Human beings are rationalization machines. Some researchers even think we have a module in our brain dedicated to the production of self-serving reasons–confabulations that justify what we do and believe. In other words, we suffer matching compulsions: to judge others, on the one hand, and to justify ourselves on the other. And we all live, to varying degrees, in dream worlds as a result.
Of course, it doesn’t feel this way. As bent as it is, your inner yardstick is the only one you have, the very definition of straight and true–for you. This is why all those conservative Americans think that Fox News really is ‘fair and balanced.’ We’re literally hardwired to confuse agreement for intelligence. And this is why literature and philosophy departments are anything but the shining beacons of critical rationality they purport to be: human beings, no matter how polysyllabic their vocabularies, tend to use their intelligence to better leverage their stupidity.
The stories I could tell.
According to Martha Nussbaum in her recent Globe and Mail interview, the humanities provide the tools of critical thinking. But the tools she enumerates–logic, systematic knowledge, imagination–are also the tools of rationalization, and make no mistake, our penchant for rationalization is the great foe. Simply turn to the front page, and you’ll see its destructive consequences staring you in the face. (This begs a larger and more troubling question, which is how such an obvious and harmful fact of human nature could be so thoroughly suppressed, not only in culture at large, but within institutions that take reason as their raison). The tragic fact is that the humanities are primarily in the business of dogma substitution, not critical thinking–something which, I imagine, will strike many conservatives as obvious. They train students to better rationalize their beliefs, not how to consider them ‘critically.’

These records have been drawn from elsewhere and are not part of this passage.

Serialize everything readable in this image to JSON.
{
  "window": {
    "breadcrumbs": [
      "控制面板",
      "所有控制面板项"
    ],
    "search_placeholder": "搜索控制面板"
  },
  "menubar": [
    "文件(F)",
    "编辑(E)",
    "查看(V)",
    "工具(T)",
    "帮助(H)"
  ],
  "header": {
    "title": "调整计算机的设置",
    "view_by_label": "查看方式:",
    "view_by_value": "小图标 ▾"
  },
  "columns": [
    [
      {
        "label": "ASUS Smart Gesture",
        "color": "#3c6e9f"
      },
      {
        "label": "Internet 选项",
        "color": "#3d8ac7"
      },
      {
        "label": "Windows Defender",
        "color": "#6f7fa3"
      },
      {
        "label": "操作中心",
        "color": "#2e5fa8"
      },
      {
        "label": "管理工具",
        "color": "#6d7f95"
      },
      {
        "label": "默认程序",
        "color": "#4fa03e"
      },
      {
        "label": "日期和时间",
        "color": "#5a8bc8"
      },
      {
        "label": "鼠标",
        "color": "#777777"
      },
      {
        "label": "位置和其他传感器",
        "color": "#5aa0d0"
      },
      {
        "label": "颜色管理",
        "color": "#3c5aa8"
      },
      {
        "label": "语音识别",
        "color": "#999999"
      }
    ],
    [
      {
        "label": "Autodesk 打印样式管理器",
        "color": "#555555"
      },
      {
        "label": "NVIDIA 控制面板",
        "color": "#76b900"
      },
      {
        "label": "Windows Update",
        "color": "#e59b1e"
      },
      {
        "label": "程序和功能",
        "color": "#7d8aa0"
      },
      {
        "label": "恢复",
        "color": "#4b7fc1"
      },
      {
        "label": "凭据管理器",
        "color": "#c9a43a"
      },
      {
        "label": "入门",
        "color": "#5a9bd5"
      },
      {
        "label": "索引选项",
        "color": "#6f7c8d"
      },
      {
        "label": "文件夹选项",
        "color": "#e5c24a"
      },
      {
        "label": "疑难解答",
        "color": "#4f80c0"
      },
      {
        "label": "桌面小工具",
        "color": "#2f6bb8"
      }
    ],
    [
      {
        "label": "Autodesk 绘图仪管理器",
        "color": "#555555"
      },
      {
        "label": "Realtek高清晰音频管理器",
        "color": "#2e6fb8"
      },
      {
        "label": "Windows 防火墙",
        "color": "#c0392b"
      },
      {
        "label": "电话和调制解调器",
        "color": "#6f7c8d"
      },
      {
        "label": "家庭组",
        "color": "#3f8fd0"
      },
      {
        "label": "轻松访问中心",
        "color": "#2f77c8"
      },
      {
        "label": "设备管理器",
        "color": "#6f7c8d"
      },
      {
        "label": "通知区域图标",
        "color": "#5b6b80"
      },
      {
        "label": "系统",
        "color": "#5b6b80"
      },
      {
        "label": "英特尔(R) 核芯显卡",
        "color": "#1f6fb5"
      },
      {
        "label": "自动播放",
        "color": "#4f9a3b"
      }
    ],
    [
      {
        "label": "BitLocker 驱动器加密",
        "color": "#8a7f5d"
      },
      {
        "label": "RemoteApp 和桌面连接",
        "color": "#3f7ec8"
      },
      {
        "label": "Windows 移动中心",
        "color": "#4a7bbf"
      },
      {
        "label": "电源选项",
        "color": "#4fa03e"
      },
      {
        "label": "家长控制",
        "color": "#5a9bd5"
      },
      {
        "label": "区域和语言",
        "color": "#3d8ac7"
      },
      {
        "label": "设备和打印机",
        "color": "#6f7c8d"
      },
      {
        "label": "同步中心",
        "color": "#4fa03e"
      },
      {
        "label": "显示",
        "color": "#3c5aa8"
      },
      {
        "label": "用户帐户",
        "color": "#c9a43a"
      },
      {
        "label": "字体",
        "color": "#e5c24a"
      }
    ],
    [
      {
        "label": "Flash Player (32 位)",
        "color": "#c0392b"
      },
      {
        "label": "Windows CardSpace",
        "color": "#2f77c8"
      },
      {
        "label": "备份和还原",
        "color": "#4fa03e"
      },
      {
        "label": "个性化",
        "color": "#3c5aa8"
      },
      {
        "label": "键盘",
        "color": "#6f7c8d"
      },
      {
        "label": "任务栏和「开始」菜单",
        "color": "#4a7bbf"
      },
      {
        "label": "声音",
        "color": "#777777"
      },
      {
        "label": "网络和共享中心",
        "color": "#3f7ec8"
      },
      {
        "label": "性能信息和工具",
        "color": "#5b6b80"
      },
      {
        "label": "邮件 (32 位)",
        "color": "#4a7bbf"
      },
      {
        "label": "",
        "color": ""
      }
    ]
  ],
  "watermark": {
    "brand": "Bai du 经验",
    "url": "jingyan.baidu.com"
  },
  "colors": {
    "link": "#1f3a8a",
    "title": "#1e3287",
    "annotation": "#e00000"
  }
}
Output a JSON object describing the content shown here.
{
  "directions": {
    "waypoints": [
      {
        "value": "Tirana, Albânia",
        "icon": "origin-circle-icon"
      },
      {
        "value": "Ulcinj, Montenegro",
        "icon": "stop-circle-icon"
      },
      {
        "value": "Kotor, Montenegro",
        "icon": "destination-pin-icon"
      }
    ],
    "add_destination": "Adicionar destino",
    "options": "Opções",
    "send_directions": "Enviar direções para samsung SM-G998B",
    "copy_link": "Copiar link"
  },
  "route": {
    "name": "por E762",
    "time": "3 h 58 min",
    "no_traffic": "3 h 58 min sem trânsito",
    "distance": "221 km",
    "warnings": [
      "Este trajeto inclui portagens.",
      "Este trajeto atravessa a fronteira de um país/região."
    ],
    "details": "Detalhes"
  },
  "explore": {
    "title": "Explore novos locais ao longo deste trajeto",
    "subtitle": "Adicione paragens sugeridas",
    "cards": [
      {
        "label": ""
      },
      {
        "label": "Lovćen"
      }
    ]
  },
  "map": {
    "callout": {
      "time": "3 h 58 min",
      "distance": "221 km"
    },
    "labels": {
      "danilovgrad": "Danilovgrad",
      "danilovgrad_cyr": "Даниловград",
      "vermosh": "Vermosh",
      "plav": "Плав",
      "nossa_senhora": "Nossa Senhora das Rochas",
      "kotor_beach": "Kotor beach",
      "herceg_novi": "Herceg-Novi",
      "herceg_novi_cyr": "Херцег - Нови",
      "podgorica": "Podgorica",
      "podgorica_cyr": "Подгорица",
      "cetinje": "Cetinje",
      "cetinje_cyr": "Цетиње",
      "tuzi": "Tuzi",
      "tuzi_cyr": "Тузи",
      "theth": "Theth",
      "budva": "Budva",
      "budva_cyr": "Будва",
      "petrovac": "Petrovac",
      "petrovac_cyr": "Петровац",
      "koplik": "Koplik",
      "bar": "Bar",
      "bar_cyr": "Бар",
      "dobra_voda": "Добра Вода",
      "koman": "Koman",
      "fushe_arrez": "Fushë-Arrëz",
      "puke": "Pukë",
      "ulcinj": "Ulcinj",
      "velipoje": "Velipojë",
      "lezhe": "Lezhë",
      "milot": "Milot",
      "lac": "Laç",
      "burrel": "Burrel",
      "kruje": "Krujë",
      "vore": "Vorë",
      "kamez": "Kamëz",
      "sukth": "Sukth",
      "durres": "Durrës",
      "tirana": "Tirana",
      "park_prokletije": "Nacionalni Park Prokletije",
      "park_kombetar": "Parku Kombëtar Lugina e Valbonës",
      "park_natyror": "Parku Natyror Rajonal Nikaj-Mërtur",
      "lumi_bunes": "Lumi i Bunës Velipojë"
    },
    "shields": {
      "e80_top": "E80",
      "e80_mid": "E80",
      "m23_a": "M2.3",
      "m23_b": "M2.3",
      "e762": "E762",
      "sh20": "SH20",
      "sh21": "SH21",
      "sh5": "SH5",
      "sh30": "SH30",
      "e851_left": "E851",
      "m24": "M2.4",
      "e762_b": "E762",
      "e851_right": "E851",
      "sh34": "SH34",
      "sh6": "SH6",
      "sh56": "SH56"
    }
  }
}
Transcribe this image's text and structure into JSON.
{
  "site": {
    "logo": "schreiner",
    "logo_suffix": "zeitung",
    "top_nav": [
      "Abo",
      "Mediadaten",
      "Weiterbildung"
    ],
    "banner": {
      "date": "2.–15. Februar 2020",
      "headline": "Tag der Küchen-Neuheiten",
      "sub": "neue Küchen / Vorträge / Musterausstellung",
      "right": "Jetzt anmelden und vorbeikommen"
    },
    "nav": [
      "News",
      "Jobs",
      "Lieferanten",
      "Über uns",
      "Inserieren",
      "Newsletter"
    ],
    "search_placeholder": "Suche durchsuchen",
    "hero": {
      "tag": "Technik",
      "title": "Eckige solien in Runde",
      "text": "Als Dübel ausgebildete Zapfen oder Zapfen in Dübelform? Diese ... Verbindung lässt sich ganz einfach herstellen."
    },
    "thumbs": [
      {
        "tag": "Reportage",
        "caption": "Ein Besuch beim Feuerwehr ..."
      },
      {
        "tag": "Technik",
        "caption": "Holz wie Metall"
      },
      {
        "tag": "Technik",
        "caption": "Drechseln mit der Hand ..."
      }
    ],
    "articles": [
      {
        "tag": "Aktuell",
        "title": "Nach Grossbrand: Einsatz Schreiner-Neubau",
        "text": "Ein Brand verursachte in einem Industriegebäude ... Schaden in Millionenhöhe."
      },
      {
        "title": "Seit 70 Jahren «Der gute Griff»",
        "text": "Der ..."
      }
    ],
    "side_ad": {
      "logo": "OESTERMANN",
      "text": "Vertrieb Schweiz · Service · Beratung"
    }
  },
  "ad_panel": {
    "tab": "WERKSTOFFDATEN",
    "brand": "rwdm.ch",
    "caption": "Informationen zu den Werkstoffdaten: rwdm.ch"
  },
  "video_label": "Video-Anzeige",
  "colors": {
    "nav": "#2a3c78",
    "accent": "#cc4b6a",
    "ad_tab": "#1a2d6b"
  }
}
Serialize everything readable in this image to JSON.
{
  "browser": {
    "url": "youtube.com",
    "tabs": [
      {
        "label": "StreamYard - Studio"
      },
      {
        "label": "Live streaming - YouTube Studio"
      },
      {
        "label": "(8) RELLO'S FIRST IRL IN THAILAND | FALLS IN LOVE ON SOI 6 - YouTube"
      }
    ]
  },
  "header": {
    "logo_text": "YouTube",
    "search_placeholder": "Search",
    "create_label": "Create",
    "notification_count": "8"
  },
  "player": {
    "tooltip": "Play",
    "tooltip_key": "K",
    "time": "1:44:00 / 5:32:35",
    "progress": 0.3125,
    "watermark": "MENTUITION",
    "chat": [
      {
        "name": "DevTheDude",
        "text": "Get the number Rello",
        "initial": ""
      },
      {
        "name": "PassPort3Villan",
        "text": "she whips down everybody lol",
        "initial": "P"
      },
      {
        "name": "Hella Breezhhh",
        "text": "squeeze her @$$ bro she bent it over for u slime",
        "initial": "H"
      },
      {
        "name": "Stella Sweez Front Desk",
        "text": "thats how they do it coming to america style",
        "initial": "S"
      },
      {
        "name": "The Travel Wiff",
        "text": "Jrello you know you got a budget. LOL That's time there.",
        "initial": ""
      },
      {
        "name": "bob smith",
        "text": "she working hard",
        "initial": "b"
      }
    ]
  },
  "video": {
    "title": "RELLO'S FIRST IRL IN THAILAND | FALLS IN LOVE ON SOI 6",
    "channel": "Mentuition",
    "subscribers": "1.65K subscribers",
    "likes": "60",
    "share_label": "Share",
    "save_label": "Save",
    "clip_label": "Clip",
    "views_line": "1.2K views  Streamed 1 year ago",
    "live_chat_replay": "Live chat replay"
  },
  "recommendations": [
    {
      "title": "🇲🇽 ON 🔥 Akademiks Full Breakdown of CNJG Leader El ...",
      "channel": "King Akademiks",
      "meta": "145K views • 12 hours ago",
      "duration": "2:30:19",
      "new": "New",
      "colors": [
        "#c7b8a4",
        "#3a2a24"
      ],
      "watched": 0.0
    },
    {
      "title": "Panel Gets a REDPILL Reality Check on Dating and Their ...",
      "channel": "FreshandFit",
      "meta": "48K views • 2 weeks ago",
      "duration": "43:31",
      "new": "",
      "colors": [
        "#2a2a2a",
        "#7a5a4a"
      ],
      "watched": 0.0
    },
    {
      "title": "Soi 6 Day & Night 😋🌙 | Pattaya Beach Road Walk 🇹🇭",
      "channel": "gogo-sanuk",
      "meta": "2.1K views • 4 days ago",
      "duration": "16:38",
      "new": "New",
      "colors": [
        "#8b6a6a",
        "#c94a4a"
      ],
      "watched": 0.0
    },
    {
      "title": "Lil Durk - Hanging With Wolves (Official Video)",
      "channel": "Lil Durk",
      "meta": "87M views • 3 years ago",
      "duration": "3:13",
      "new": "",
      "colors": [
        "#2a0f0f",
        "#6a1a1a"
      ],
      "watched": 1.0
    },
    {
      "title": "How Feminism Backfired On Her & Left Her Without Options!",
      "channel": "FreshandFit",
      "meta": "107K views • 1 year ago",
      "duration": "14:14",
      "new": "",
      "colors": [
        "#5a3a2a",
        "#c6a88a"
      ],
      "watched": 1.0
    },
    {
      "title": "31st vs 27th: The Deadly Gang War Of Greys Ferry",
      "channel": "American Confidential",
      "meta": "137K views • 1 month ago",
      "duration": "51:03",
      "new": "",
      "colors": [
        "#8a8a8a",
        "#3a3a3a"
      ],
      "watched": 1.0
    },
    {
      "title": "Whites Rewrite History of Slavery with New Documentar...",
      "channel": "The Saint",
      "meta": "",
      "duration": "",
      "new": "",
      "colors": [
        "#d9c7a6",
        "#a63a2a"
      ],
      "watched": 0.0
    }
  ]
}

And what’s worse, they churn out cohorts of students who think they are institutionally authorized critical thinkers, and so even more blind to the ways they are continually duped by their cognitive shortcomings.
In fact, the place you’re most likely to find critical thinking is the sciences, not the humanities. The sciences train you to suspend your commitment to your conclusions pending evidence, whereas the humanities train you cook up evidence for conclusions you have already committed to–usually because they ‘feel right.’ Where the sciences train us to swim against our cognitive instincts, the humanities train us how to more effectively indulge and exploit them–how to win arguments rather than how to get things right.
To think, despite our puny three pound brains, that we can pass armchair judgement on our supercomplex world. That science is just another ‘language game.’ That markets are pernicious. That world really does consist of texts…
A happy coincidence, that one.
There is no doubt that the humanities are in retreat, but I wonder how much they themselves are to blame. Having escaped the sanctum sanctorum I continually find myself troubled by the self-righteous insularity I encounter whenever I return, the tendency to blame others for their dwindling social relevance. They convince critically sensitive young writers to avoid popular cultural, then bemoan the fact that popular culture lacks critical sophistication–blame it on flattering things like ‘corporate cretinization.’ They lament the way whole swathes of the population believe in literal translations of ancient texts, yet spend all their time writing in code to one another. Where are the public intellectuals espousing ‘interpretative literacy,’ the way, for instance, the sciences produce legions in the battle to keep scientific literacy alive?
Lock yourself in your room long enough, and it will be only a matter of time before the rest of the household begins reevaluating your square footage.
Professor, critique thyself.